What stands out for me is that this is a very visual read (not surprising to me, given that so many dyslexics are visual thinkers). You can see, smell, taste, feel Maddie’s childhood, and what it’s actually like to try to read with dyslexia. Note to Steven Spielberg (also a dyslexic!): This would make a wonderful movie.
Importantly, every word of this novel rings true to me as a parent navigating the school system, and a dyslexic adult navigating the world of work.
And for me, it was an emotional read. It unearthed many memories and feelings that, like Kabrich, I have buried just below the surface.
In her review, Professor Maryanne Wolf thoughtfully suggests that this is a story of transformation that also has the power to transform. Says Wolf, it’s: “the story of story itself, with its power to lift us and transform our lives.”
Ultimately, transformation requires our heroine not to reject — but to accept — her inner “sparrow” with all of its dyslexic bumps and bruises: “I am newly stepping into the present, firmly holding the hand of Maddie.”

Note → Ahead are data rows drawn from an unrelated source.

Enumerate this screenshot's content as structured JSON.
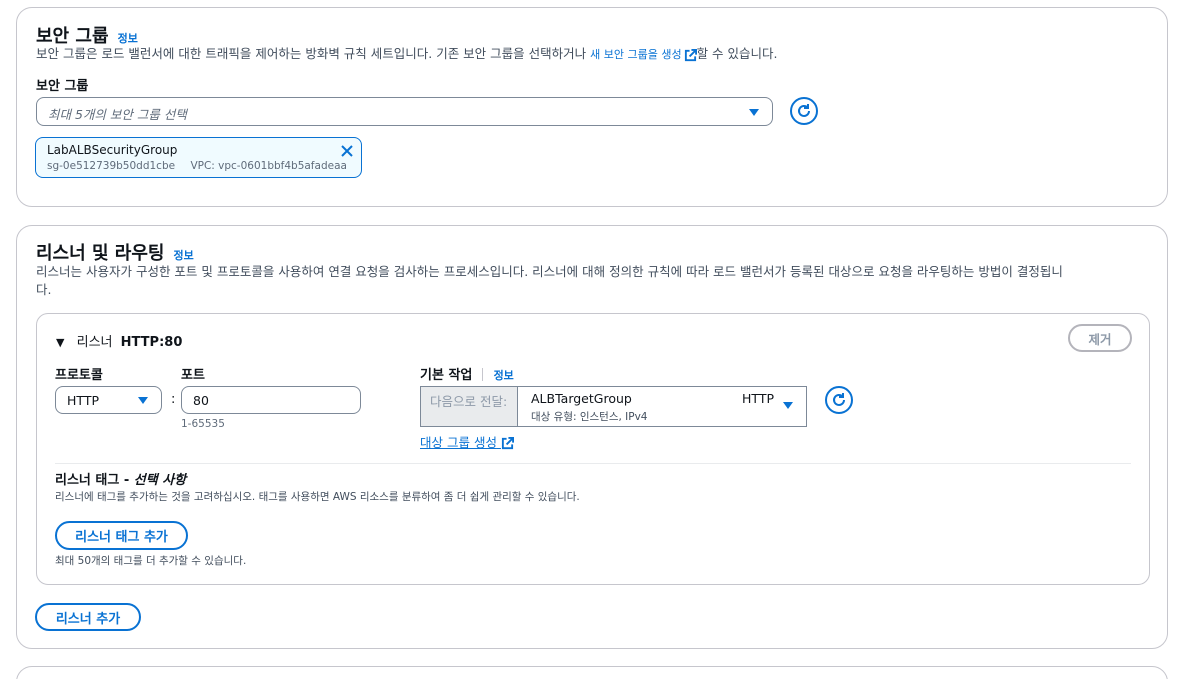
{
  "security": {
    "title": "보안 그룹",
    "info": "정보",
    "desc_before": "보안 그룹은 로드 밸런서에 대한 트래픽을 제어하는 방화벽 규칙 세트입니다. 기존 보안 그룹을 선택하거나 ",
    "desc_link": "새 보안 그룹을 생성",
    "desc_after": "할 수 있습니다.",
    "field_label": "보안 그룹",
    "select_placeholder": "최대 5개의 보안 그룹 선택",
    "token": {
      "name": "LabALBSecurityGroup",
      "id": "sg-0e512739b50dd1cbe",
      "vpc": "VPC: vpc-0601bbf4b5afadeaa"
    }
  },
  "listeners": {
    "title": "리스너 및 라우팅",
    "info": "정보",
    "desc": "리스너는 사용자가 구성한 포트 및 프로토콜을 사용하여 연결 요청을 검사하는 프로세스입니다. 리스너에 대해 정의한 규칙에 따라 로드 밸런서가 등록된 대상으로 요청을 라우팅하는 방법이 결정됩니",
    "desc_wrap": "다.",
    "listener": {
      "prefix": "리스너",
      "name": "HTTP:80",
      "remove_label": "제거",
      "protocol_label": "프로토콜",
      "protocol_value": "HTTP",
      "colon": ":",
      "port_label": "포트",
      "port_value": "80",
      "port_hint": "1-65535",
      "default_action_label": "기본 작업",
      "default_action_info": "정보",
      "forward_label": "다음으로 전달:",
      "target_name": "ALBTargetGroup",
      "target_protocol": "HTTP",
      "target_sub": "대상 유형: 인스턴스, IPv4",
      "create_target_link": "대상 그룹 생성",
      "tags_title": "리스너 태그 - ",
      "tags_optional": "선택 사항",
      "tags_desc": "리스너에 태그를 추가하는 것을 고려하십시오. 태그를 사용하면 AWS 리소스를 분류하여 좀 더 쉽게 관리할 수 있습니다.",
      "add_tag_button": "리스너 태그 추가",
      "tag_limit": "최대 50개의 태그를 더 추가할 수 있습니다."
    },
    "add_listener_button": "리스너 추가"
  },
  "colors": {
    "accent": "#0972d3",
    "text": "#0f141a",
    "border": "#c6c6cd",
    "token_bg": "#f0fbff"
  },
  "icons": [
    "caret-down-icon",
    "refresh-icon",
    "close-icon",
    "external-link-icon",
    "expand-triangle-icon"
  ]
}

The revelation here is that contrary to what she’d been told as a child: sparrows can be writers, and writers can be sparrows. One does not preclude the other.
And what of the question that inspired Kabrich to write this book — why do some children soar and other’s take a nose dive? To me, this is the most important point of the book: with the right help, children with dyslexia can learn to fly. And better than that — they can soar. Just ask Maddie.
Coming soon: Dyslexic Library interview with Mary Avery Kabrich. Find out how much of the novel is based on the author’s real life and how much is imagined; how she hopes schools will support children with dyslexia; how dyslexia affects her as an adult; and what she would say to her childhood self.
Photo credit: photograph of sparrows from CC Public Domain; author’s portrait used with permission.